The AMJV is one of 18 habitat Joint Venture partnerships in the United States. The AMJV is comprised of state and federal government agencies, non-governmental organizations, and industries who work together to ensure the long-term sustainability of native bird populations that breed in the Appalachian Mountains. 


Fur Harvesters Sale Is March 4 In Crossville

Tennessee Wildlife Resources Agency (TWRA) will be on hand to provide fur harvesters with bobcat and otter tags at the annual Fur Harvesters Association sale on  March 4 , at the Cumberland County Fair Complex in Crossville. Check in starts at  8:00 a.m. Central Standard Time and the sale will begin  9:30 a.m.  The event will continue until all sales are ... (click for more)

Registration Opens March 1 For 67th Annual Wildflower Pilgrimage

Registration for the 67th annual Spring Wildflower Pilgrimage   opens at  8 a.m.   Wednesday, March 1 . Each year, more than 700 people from more than 35 states and beyond descend on the Great Smoky Mountains as the spring flora tints the forest with flowers and vibrant spring migratory birds return to their summer home. This year, the pilgrimage ... (click for more)

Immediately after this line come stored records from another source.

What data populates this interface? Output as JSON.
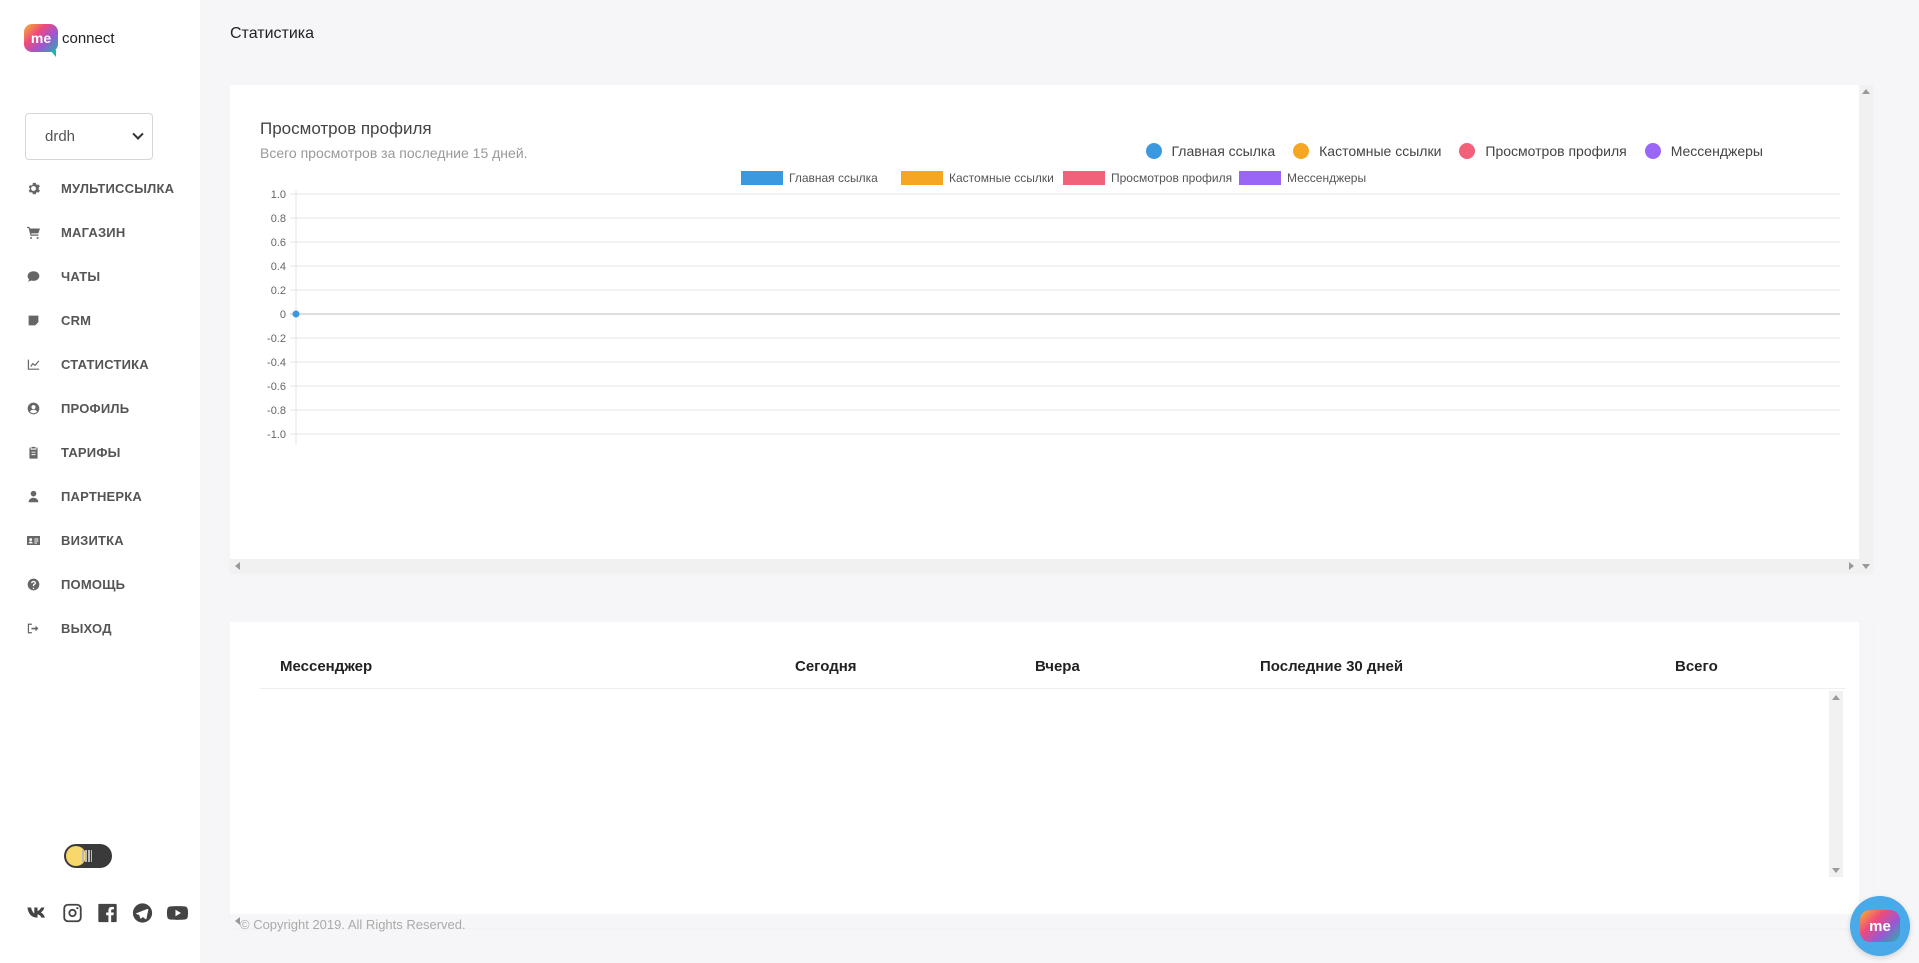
{
  "app": {
    "logo_me": "me",
    "logo_text": "connect"
  },
  "account_select": {
    "value": "drdh"
  },
  "menu": [
    {
      "label": "МУЛЬТИССЫЛКА",
      "icon": "gear-icon"
    },
    {
      "label": "МАГАЗИН",
      "icon": "cart-icon"
    },
    {
      "label": "ЧАТЫ",
      "icon": "chat-icon"
    },
    {
      "label": "CRM",
      "icon": "note-icon"
    },
    {
      "label": "СТАТИСТИКА",
      "icon": "chart-line-icon"
    },
    {
      "label": "ПРОФИЛЬ",
      "icon": "user-circle-icon"
    },
    {
      "label": "ТАРИФЫ",
      "icon": "clipboard-icon"
    },
    {
      "label": "ПАРТНЕРКА",
      "icon": "user-icon"
    },
    {
      "label": "ВИЗИТКА",
      "icon": "id-card-icon"
    },
    {
      "label": "ПОМОЩЬ",
      "icon": "question-circle-icon"
    },
    {
      "label": "ВЫХОД",
      "icon": "sign-out-icon"
    }
  ],
  "socials": [
    "vk-icon",
    "instagram-icon",
    "facebook-icon",
    "telegram-icon",
    "youtube-icon"
  ],
  "page_title": "Статистика",
  "chart_card": {
    "title": "Просмотров профиля",
    "subtitle": "Всего просмотров за последние 15 дней.",
    "top_legend": [
      {
        "label": "Главная ссылка",
        "color": "#3b99e0"
      },
      {
        "label": "Кастомные ссылки",
        "color": "#f5a623"
      },
      {
        "label": "Просмотров профиля",
        "color": "#f2617a"
      },
      {
        "label": "Мессенджеры",
        "color": "#9a66f5"
      }
    ]
  },
  "chart_data": {
    "type": "line",
    "ylim": [
      -1.0,
      1.0
    ],
    "yticks": [
      "1.0",
      "0.8",
      "0.6",
      "0.4",
      "0.2",
      "0",
      "-0.2",
      "-0.4",
      "-0.6",
      "-0.8",
      "-1.0"
    ],
    "series": [
      {
        "name": "Главная ссылка",
        "color": "#3b99e0",
        "values": [
          0
        ]
      },
      {
        "name": "Кастомные ссылки",
        "color": "#f5a623",
        "values": []
      },
      {
        "name": "Просмотров профиля",
        "color": "#f2617a",
        "values": []
      },
      {
        "name": "Мессенджеры",
        "color": "#9a66f5",
        "values": []
      }
    ],
    "grid": true,
    "legend": "top-center"
  },
  "table": {
    "columns": [
      "Мессенджер",
      "Сегодня",
      "Вчера",
      "Последние 30 дней",
      "Всего"
    ],
    "rows": []
  },
  "footer": "© Copyright 2019. All Rights Reserved.",
  "fab_label": "me"
}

Dallas Bay Firefighters Save Home After Kitchen Fire, But 2 Dogs Die

Dallas Bay firefighters saved a home from burning to the ground on Saturday afternoon. Around 1 p.m., the homeowner called 911 reporting a house fire located at 1856 Cotter Road. Dallas Bay Volunteer Fire Department responded and arrived on the scene reporting heavy smoke pouring out the front door. Dallas Bay VFD requested a mutual aid response for Red Bank Fire Department ... (click for more)

Just 4,380 Have Voted In The City Election After 9 Days Of Early Voting

Just 4,380 Chattanooga voters have cast ballots after nine days of early voting leading up to the March 7 city election. One day just 48 people showed up at the Northgate voting site. Only 88 went to the most popular early voting site - the election office off Amnicola Highway the same day. The high turnout thus far has been 199 at the election office on Tuesday. The ... (click for more)

CVB Should Share Financials With The Home Folks

The recent debate over the Convention and Visitor's Bureau's funding and budget has gotten ugly. A Hamilton County commissioner has asked questions and made comments about the CVB. The director of the CVB has organized a campaign to dismiss the commissioner's questions and comments. The children on the playground are choosing sides and nothing useful seems to be happening. It's ... (click for more)

Roy Exum: The Haggling Must Stop

Far be it for me to suggest the Hamilton County Commission and the School Board need to spend more time at recess but it was obvious this week the two groups need to work at being better friends. We have nine county commissioners and just as many corresponding school board members to work together for the betterment of one entity – Hamilton County. Everybody who thinks that is happening ... (click for more)